Without including any pictures, write out all the records word for word.

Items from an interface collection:
+ + +
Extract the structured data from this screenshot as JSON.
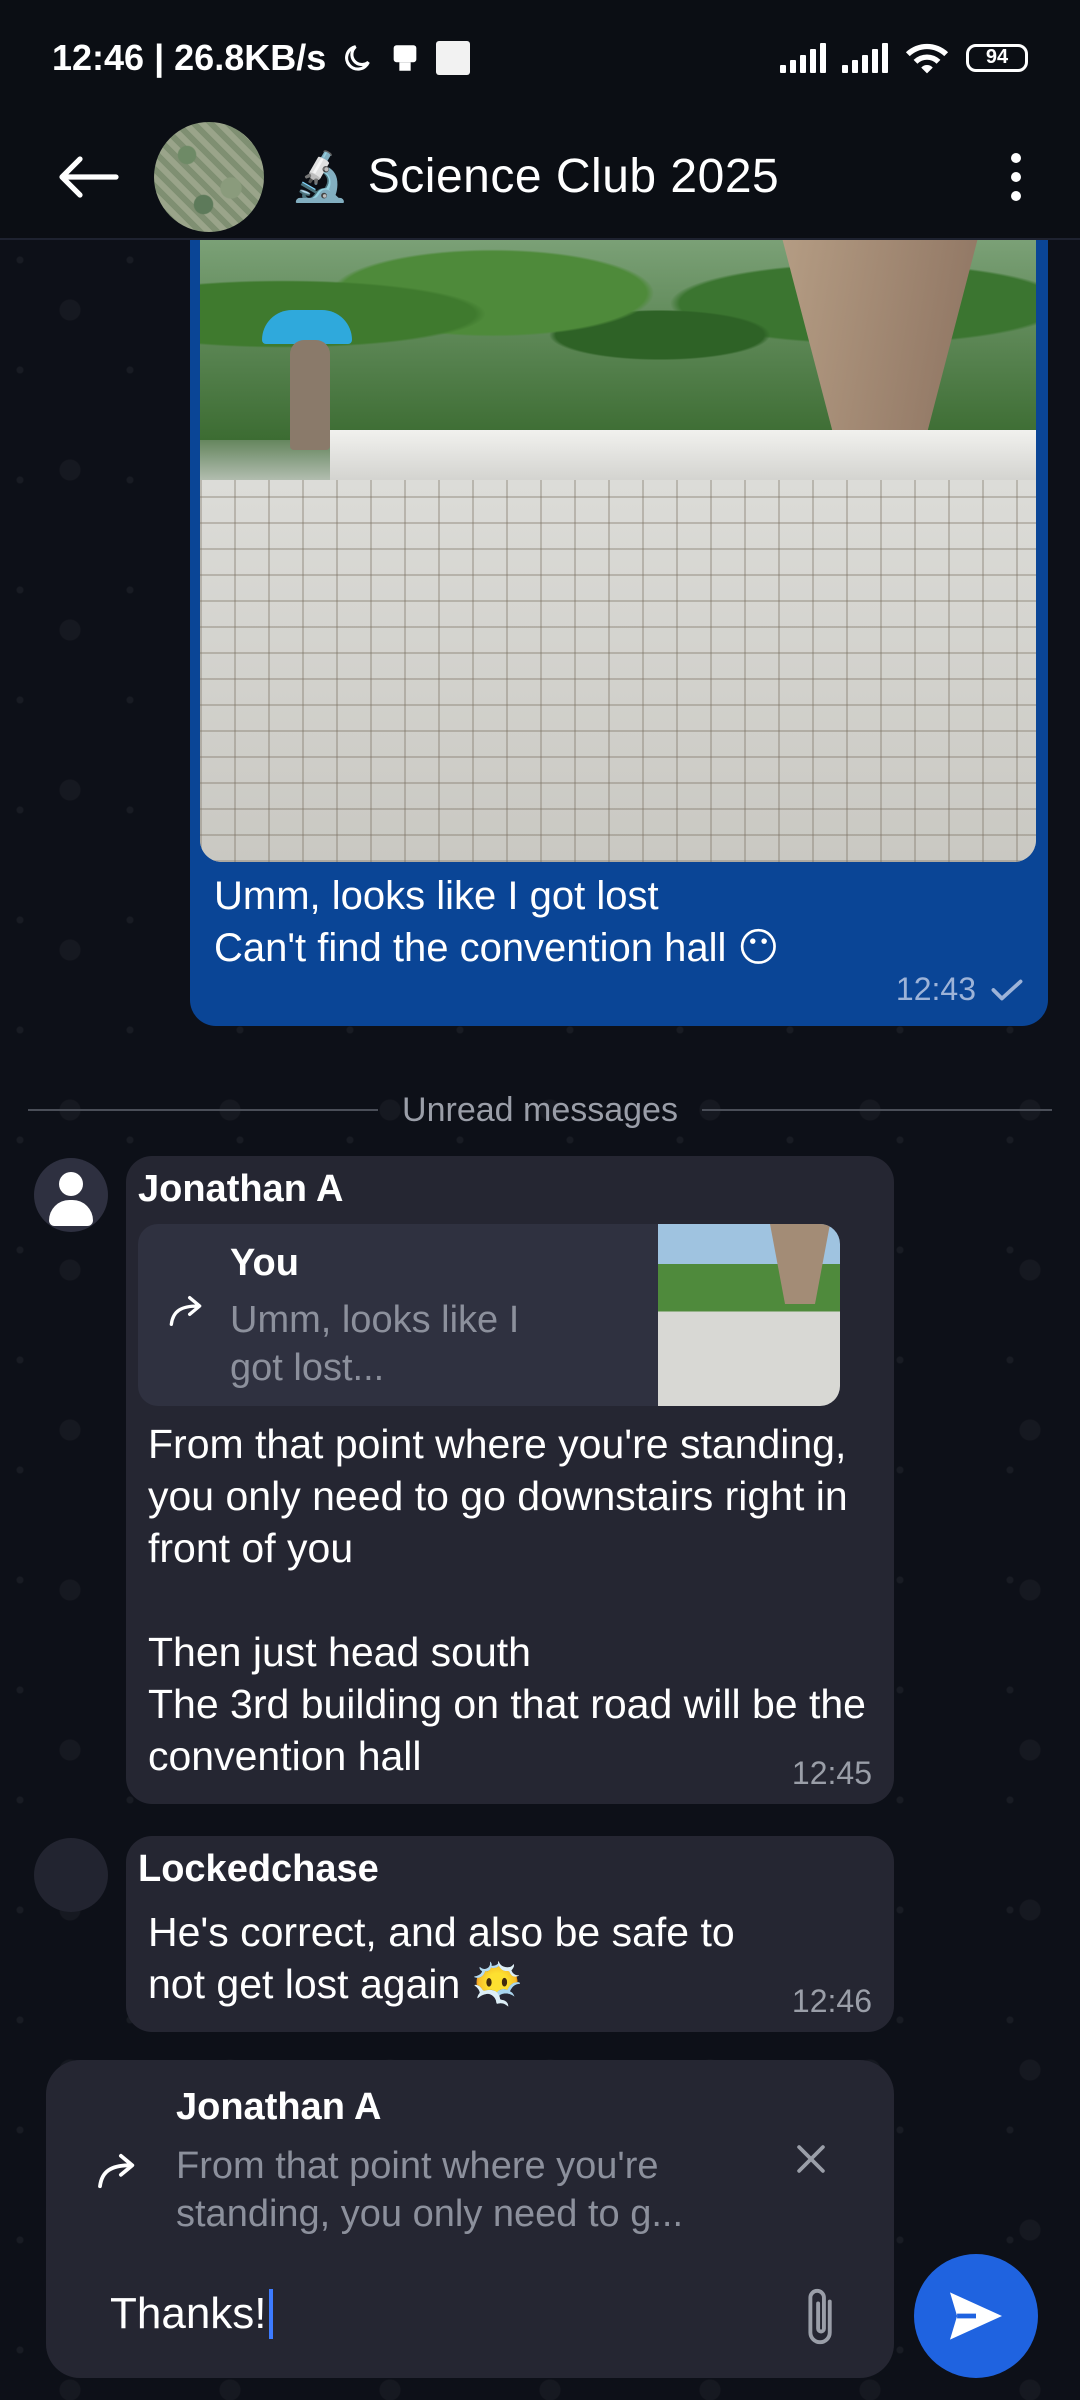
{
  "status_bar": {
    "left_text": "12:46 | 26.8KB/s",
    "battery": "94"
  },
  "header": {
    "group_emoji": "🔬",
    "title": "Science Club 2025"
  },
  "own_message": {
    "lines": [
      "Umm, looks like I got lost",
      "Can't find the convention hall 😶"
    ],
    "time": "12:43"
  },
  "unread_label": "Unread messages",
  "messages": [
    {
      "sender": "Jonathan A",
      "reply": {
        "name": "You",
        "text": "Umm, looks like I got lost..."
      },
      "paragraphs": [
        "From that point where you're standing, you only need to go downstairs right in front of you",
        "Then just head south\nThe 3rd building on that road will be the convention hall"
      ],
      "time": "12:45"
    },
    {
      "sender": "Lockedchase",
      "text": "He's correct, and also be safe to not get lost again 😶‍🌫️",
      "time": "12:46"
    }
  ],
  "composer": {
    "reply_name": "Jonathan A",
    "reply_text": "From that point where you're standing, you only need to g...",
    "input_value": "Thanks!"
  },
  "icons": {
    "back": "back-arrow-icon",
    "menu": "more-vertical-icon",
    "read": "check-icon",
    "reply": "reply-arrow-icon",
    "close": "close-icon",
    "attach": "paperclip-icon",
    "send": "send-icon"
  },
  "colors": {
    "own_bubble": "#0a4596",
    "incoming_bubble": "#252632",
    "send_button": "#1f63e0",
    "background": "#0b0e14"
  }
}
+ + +
• [RESULT]:
Extract the structured data from this screenshot as JSON.
{
  "status_bar": {
    "left_text": "12:46 | 26.8KB/s",
    "battery": "94"
  },
  "header": {
    "group_emoji": "🔬",
    "title": "Science Club 2025"
  },
  "own_message": {
    "lines": [
      "Umm, looks like I got lost",
      "Can't find the convention hall 😶"
    ],
    "time": "12:43"
  },
  "unread_label": "Unread messages",
  "messages": [
    {
      "sender": "Jonathan A",
      "reply": {
        "name": "You",
        "text": "Umm, looks like I got lost..."
      },
      "paragraphs": [
        "From that point where you're standing, you only need to go downstairs right in front of you",
        "Then just head south\nThe 3rd building on that road will be the convention hall"
      ],
      "time": "12:45"
    },
    {
      "sender": "Lockedchase",
      "text": "He's correct, and also be safe to not get lost again 😶‍🌫️",
      "time": "12:46"
    }
  ],
  "composer": {
    "reply_name": "Jonathan A",
    "reply_text": "From that point where you're standing, you only need to g...",
    "input_value": "Thanks!"
  },
  "icons": {
    "back": "back-arrow-icon",
    "menu": "more-vertical-icon",
    "read": "check-icon",
    "reply": "reply-arrow-icon",
    "close": "close-icon",
    "attach": "paperclip-icon",
    "send": "send-icon"
  },
  "colors": {
    "own_bubble": "#0a4596",
    "incoming_bubble": "#252632",
    "send_button": "#1f63e0",
    "background": "#0b0e14"
  }
}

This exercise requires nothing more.